I have a fondness for old things. It could be said I feel that way because of my own advanced age, but the truth is, I’ve always loved old things. In this fast paced world of bling and glitz, things that were lovingly made by hands that belonged to my ancestors touch my heart.
Let me tell you about my pie safe. It took 40 years and 500 miles before it actually came to live with me, but it’s always been mine.
A pie safe is a wondrous thing. The one I grew up with was very old when I was very young. It was a great hiding place, cool and dark, and as I pushed myself into its farthest corner, I could see out of the tiny holes that adorned its doors. It smelled of old, a sweet musty smell, almost as if all the pies it held over the years had left their sweet spices within its wooden walls. I made many plans, dreamed many dreams, while resting in it's murky depths: I would become a doctor, I would save many lives; I would have many daughters and I would teach them to dance; I would fly across the heavens like a bird; I would climb to the mountain top and I would touch the sun. It was a place for magical dreams.
I fell asleep one late afternoon behind its doors, and woke only to the sound of my name being called. It scared me a little until I peeked through the holes and could see where I was. I just sat back awhile longer and listened as they searched for me, then paid the price for not answering when they called.
There are those who have no idea what a pie safe is. There are also those who never saw Sputnik cross the dark sky or carried a marvelous transistor radio in its little leather case, or even danced in bobby sox on the gym floor to the sound of Elvis on a 45 rpm recording. Most girls don’t wear elbow length white lace gloves with their prom dresses either, but I did. It was a great place to attach the green cymbidium orchid wrist corsage from my boyfriend.
A pie safe is a cupboard with pierced-tin doors. Years ago it was used to store pies after baking. The tiny holes provided ventilation, which kept the piecrusts from becoming soggy. Of course, that was before the invention of ice boxes and refrigerators. It was also before I was born.
The one that lived at my house had been built by my great great grandfather, and was considered a treasure. My mother had a refrigerator, so she never used the safe for storing pies. Most of the time it held her cook books and tea towels, and sometimes it held me. I was fascinated by the tiny pierced holes in the doors, they were artfully done, creating a sunburst of design. When one was scrunched up in the dark inside looking out, the light shined through, creating the sunburst. To me it was magic.
On the outside of the doors, the sunburst design was painful to touch, because the sharp edges of the holes faced the outside. Inside was smooth as silk, and perhaps that’s why I spent so much time tucked away within its spicy depths. The outside was too scratchy, just like real life, and I wasn't yet old enough to deal with its scratches.
The pie safe was given to me years ago by my mother after I had grown up, but I'd always known it was mine.

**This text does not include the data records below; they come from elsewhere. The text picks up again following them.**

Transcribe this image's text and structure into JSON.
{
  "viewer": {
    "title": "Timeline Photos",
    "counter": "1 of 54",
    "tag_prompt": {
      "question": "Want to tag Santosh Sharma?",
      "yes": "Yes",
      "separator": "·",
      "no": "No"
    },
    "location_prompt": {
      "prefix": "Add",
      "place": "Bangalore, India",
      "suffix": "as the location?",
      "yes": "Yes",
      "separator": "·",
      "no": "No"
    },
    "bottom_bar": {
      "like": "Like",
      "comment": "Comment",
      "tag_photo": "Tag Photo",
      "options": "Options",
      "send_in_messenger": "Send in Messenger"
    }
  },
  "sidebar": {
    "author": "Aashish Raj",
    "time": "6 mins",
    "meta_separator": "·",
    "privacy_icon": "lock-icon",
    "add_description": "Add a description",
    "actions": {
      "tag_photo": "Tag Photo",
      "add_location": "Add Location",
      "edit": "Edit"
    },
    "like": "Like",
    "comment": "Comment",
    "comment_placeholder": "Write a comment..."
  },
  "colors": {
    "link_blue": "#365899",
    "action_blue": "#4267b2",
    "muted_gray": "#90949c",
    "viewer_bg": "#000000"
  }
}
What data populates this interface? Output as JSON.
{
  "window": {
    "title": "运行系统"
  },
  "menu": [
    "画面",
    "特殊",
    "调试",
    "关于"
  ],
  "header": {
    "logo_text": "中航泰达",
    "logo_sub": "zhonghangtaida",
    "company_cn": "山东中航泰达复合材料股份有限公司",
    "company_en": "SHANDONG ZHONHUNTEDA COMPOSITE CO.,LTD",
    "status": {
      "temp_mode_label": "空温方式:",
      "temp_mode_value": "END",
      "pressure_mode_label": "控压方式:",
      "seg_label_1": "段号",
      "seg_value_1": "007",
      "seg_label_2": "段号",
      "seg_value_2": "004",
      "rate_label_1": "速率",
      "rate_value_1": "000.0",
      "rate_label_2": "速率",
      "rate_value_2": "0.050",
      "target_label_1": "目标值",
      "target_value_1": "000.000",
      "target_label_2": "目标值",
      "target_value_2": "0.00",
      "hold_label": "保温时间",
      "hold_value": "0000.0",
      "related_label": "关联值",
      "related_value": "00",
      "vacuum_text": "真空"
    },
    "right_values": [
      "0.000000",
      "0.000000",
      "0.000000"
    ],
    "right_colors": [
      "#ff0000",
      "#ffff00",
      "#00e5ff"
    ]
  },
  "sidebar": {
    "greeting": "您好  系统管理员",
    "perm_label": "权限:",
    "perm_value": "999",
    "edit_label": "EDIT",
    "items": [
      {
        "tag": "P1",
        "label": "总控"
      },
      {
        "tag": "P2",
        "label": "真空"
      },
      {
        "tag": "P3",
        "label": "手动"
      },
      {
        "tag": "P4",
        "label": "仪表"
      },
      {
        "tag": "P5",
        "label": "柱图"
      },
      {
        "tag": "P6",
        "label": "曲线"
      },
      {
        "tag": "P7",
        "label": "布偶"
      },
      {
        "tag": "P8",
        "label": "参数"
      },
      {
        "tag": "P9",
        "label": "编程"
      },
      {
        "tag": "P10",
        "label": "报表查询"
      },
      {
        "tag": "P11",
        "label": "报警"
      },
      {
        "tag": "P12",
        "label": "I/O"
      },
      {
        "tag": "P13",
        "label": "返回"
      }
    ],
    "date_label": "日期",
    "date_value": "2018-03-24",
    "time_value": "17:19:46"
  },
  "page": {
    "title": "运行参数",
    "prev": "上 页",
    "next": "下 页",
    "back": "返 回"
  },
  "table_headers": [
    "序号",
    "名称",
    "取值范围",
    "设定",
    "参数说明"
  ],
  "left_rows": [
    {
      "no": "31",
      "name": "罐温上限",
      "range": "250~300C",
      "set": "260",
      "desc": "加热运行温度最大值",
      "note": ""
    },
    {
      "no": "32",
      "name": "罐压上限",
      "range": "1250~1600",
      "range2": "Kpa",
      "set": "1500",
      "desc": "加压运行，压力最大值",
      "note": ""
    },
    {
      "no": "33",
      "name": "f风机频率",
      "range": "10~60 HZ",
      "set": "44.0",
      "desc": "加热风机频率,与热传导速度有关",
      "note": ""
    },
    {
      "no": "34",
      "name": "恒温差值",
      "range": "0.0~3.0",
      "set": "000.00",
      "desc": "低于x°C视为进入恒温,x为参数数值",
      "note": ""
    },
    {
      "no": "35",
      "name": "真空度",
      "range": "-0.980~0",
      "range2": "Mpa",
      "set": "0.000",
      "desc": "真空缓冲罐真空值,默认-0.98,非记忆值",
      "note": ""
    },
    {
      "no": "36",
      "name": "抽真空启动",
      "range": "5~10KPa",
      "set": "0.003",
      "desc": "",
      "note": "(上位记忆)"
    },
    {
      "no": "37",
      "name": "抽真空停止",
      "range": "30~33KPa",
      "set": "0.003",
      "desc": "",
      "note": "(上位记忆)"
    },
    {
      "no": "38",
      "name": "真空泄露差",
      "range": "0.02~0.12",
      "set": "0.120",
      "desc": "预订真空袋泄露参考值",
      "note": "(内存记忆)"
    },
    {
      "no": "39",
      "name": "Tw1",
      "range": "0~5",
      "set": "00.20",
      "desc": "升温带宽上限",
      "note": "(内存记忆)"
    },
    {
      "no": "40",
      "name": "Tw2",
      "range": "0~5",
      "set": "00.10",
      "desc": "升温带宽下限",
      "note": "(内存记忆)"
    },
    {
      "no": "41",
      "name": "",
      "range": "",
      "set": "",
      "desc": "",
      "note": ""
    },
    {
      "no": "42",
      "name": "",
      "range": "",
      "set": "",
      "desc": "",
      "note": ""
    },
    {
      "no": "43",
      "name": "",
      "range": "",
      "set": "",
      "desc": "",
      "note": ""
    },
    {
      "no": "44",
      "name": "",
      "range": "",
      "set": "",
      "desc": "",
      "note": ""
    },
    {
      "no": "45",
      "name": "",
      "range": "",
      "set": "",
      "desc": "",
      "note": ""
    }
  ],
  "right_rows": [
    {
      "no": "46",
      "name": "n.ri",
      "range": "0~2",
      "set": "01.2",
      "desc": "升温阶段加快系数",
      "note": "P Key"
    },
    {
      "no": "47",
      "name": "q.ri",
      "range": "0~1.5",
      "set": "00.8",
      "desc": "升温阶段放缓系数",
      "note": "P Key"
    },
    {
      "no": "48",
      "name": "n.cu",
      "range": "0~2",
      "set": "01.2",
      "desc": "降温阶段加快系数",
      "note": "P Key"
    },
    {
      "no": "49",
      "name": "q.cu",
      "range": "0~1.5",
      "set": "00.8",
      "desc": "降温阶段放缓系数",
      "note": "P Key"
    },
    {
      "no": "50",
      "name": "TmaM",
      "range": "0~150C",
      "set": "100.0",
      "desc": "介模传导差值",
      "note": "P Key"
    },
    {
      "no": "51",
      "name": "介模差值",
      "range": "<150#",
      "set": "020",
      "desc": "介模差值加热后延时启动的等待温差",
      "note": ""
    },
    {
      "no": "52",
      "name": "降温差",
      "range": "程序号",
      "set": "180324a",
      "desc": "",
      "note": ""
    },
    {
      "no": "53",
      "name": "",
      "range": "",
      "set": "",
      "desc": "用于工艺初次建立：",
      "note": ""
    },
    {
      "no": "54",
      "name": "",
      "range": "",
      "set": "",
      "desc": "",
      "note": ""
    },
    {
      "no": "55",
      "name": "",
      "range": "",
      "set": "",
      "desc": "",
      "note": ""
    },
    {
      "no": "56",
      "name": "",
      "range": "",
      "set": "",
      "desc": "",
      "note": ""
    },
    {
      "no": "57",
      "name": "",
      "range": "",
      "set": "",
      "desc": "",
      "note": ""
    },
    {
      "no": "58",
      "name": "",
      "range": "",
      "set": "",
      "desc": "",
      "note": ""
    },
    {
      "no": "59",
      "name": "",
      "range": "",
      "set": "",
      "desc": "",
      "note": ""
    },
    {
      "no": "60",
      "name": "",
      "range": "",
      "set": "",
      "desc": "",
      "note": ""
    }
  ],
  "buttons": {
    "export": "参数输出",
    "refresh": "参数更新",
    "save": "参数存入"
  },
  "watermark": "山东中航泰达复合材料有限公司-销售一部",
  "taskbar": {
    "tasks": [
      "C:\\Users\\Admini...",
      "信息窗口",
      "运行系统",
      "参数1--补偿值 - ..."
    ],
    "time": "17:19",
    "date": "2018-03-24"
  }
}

No one else ever spent time dozing and dreaming within its walls. But I lived 500 miles away from my hometown, and there was no room in our vehicle to bring it home with me. My brother didn’t have the wanderlust that I had, he had remained in our hometown and lived in a restored log house, so it was decided that the pie safe would live with him and his family until it found a way to travel from the mountains to my home here in western Kentucky.
Over the years I longed for that pie safe. Every time I redecorated, I left a wall empty, just knowing I’d get it soon. But every time I visited my brother or he visited me, the vehicle was filled with luggage, kids, dogs, toys and other necessary items. There was never room for my pie safe.
Years passed. My husband died, my children moved to faraway places, and I remained alone in my too big house. I redecorated, I gave away excess furniture, I added a lamp or two, a book case here and there, and still I left one empty wall just for the pie safe.
Last Thursday I got a call from my brother.
“We’re coming to see you,” he said.
They arrived late Friday night, my brother and his wife, tired after a 500 mile trip. On Saturday morning my sister in law said, “Come hold the door open for us, we’ve brought you a surprise.”
They brought that wonderful pie safe to me. The empty wall in my home is now filled with it. I open its doors and remember my hiding place. I sniff its walls and smell the scent of hundreds of pies. I peep through the sunbursts of the doors, and I sense magic. I close my eyes and remember my dreams.
The pie safe is nearly 200 years old. It has survived the ravages of time much better than I have. Its wood came from the trees that covered the mountains where I grew up, and no doubt the tin that covers its doors was leftover from the tin that covered the roof of the home of my ancestors. It’s still strong and stately, and it still has purpose. I will fill it, not with pies, but with things I love and hold dear. And someday when it has outlasted me, I hope there will be one who will love that pie safe as much as I do.
Don't forget to click on each photo to enlarge it, and also remember that you can scroll your browser over each photo for a brief description. Maybe you'll even see the magic that I see through the punched tin doors.